* Material for this exercise:
· · · ·

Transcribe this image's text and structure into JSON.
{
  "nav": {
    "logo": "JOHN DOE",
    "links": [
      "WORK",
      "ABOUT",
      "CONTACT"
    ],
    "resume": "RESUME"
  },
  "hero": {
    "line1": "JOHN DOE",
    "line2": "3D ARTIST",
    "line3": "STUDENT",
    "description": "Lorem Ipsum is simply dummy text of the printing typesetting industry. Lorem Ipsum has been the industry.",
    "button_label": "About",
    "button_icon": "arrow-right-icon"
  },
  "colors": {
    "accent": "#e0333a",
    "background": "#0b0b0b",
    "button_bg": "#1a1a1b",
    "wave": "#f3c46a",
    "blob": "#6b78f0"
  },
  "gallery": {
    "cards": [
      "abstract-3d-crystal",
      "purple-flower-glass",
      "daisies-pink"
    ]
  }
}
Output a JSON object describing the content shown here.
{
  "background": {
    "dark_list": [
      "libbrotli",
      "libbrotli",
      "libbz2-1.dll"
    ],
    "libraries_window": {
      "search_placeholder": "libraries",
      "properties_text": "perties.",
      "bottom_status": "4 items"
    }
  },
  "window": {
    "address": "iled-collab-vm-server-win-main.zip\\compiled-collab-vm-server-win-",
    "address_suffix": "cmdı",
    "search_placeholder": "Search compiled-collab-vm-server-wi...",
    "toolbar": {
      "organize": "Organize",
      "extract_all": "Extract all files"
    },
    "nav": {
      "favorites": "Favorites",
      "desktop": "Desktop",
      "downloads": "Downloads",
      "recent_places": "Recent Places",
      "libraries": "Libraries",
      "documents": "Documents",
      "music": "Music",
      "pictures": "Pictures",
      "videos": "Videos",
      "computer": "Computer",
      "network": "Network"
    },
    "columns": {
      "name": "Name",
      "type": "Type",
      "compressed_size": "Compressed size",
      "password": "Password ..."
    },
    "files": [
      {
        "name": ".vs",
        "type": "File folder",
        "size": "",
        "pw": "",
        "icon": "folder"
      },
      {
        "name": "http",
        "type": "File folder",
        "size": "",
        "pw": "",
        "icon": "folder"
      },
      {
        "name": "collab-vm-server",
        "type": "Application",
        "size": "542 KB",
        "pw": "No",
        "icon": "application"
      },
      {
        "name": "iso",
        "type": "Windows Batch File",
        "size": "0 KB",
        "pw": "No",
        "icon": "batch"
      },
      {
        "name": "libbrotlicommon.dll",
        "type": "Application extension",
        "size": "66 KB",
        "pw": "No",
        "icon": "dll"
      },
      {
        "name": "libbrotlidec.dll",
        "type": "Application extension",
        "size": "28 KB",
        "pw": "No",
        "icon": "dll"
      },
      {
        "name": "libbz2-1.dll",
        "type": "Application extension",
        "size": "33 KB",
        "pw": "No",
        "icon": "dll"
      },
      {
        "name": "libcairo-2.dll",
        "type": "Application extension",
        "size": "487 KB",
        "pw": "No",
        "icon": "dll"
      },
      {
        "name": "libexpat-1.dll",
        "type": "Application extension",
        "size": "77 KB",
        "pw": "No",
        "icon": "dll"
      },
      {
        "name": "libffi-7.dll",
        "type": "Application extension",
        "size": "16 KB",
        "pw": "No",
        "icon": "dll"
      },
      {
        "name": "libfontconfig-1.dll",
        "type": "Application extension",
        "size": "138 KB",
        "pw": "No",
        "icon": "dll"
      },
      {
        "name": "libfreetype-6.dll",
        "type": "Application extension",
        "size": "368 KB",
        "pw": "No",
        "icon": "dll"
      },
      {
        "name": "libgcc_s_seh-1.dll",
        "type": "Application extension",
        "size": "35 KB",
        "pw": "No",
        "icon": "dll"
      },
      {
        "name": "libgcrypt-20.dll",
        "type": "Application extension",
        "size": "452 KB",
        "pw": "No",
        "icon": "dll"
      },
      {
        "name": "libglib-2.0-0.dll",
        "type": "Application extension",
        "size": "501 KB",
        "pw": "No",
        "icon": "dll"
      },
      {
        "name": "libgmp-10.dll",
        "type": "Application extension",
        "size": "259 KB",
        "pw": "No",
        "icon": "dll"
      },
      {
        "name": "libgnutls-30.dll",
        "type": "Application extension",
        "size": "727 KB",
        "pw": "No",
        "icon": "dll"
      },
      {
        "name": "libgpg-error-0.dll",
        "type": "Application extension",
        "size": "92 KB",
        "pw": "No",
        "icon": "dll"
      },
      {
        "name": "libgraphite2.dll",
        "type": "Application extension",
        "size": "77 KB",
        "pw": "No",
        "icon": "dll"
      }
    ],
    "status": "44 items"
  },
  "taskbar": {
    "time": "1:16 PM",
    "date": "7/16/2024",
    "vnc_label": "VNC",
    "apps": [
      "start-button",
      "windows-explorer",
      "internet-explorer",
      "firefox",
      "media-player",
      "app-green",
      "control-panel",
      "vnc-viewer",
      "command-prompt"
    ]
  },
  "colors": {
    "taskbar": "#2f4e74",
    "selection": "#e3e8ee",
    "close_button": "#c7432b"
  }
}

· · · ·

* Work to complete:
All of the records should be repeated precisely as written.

* Result of this exercise:
Transcribe this image's text and structure into JSON.
{
  "nav": {
    "logo": "JOHN DOE",
    "links": [
      "WORK",
      "ABOUT",
      "CONTACT"
    ],
    "resume": "RESUME"
  },
  "hero": {
    "line1": "JOHN DOE",
    "line2": "3D ARTIST",
    "line3": "STUDENT",
    "description": "Lorem Ipsum is simply dummy text of the printing typesetting industry. Lorem Ipsum has been the industry.",
    "button_label": "About",
    "button_icon": "arrow-right-icon"
  },
  "colors": {
    "accent": "#e0333a",
    "background": "#0b0b0b",
    "button_bg": "#1a1a1b",
    "wave": "#f3c46a",
    "blob": "#6b78f0"
  },
  "gallery": {
    "cards": [
      "abstract-3d-crystal",
      "purple-flower-glass",
      "daisies-pink"
    ]
  }
}
Output a JSON object describing the content shown here.
{
  "background": {
    "dark_list": [
      "libbrotli",
      "libbrotli",
      "libbz2-1.dll"
    ],
    "libraries_window": {
      "search_placeholder": "libraries",
      "properties_text": "perties.",
      "bottom_status": "4 items"
    }
  },
  "window": {
    "address": "iled-collab-vm-server-win-main.zip\\compiled-collab-vm-server-win-",
    "address_suffix": "cmdı",
    "search_placeholder": "Search compiled-collab-vm-server-wi...",
    "toolbar": {
      "organize": "Organize",
      "extract_all": "Extract all files"
    },
    "nav": {
      "favorites": "Favorites",
      "desktop": "Desktop",
      "downloads": "Downloads",
      "recent_places": "Recent Places",
      "libraries": "Libraries",
      "documents": "Documents",
      "music": "Music",
      "pictures": "Pictures",
      "videos": "Videos",
      "computer": "Computer",
      "network": "Network"
    },
    "columns": {
      "name": "Name",
      "type": "Type",
      "compressed_size": "Compressed size",
      "password": "Password ..."
    },
    "files": [
      {
        "name": ".vs",
        "type": "File folder",
        "size": "",
        "pw": "",
        "icon": "folder"
      },
      {
        "name": "http",
        "type": "File folder",
        "size": "",
        "pw": "",
        "icon": "folder"
      },
      {
        "name": "collab-vm-server",
        "type": "Application",
        "size": "542 KB",
        "pw": "No",
        "icon": "application"
      },
      {
        "name": "iso",
        "type": "Windows Batch File",
        "size": "0 KB",
        "pw": "No",
        "icon": "batch"
      },
      {
        "name": "libbrotlicommon.dll",
        "type": "Application extension",
        "size": "66 KB",
        "pw": "No",
        "icon": "dll"
      },
      {
        "name": "libbrotlidec.dll",
        "type": "Application extension",
        "size": "28 KB",
        "pw": "No",
        "icon": "dll"
      },
      {
        "name": "libbz2-1.dll",
        "type": "Application extension",
        "size": "33 KB",
        "pw": "No",
        "icon": "dll"
      },
      {
        "name": "libcairo-2.dll",
        "type": "Application extension",
        "size": "487 KB",
        "pw": "No",
        "icon": "dll"
      },
      {
        "name": "libexpat-1.dll",
        "type": "Application extension",
        "size": "77 KB",
        "pw": "No",
        "icon": "dll"
      },
      {
        "name": "libffi-7.dll",
        "type": "Application extension",
        "size": "16 KB",
        "pw": "No",
        "icon": "dll"
      },
      {
        "name": "libfontconfig-1.dll",
        "type": "Application extension",
        "size": "138 KB",
        "pw": "No",
        "icon": "dll"
      },
      {
        "name": "libfreetype-6.dll",
        "type": "Application extension",
        "size": "368 KB",
        "pw": "No",
        "icon": "dll"
      },
      {
        "name": "libgcc_s_seh-1.dll",
        "type": "Application extension",
        "size": "35 KB",
        "pw": "No",
        "icon": "dll"
      },
      {
        "name": "libgcrypt-20.dll",
        "type": "Application extension",
        "size": "452 KB",
        "pw": "No",
        "icon": "dll"
      },
      {
        "name": "libglib-2.0-0.dll",
        "type": "Application extension",
        "size": "501 KB",
        "pw": "No",
        "icon": "dll"
      },
      {
        "name": "libgmp-10.dll",
        "type": "Application extension",
        "size": "259 KB",
        "pw": "No",
        "icon": "dll"
      },
      {
        "name": "libgnutls-30.dll",
        "type": "Application extension",
        "size": "727 KB",
        "pw": "No",
        "icon": "dll"
      },
      {
        "name": "libgpg-error-0.dll",
        "type": "Application extension",
        "size": "92 KB",
        "pw": "No",
        "icon": "dll"
      },
      {
        "name": "libgraphite2.dll",
        "type": "Application extension",
        "size": "77 KB",
        "pw": "No",
        "icon": "dll"
      }
    ],
    "status": "44 items"
  },
  "taskbar": {
    "time": "1:16 PM",
    "date": "7/16/2024",
    "vnc_label": "VNC",
    "apps": [
      "start-button",
      "windows-explorer",
      "internet-explorer",
      "firefox",
      "media-player",
      "app-green",
      "control-panel",
      "vnc-viewer",
      "command-prompt"
    ]
  },
  "colors": {
    "taskbar": "#2f4e74",
    "selection": "#e3e8ee",
    "close_button": "#c7432b"
  }
}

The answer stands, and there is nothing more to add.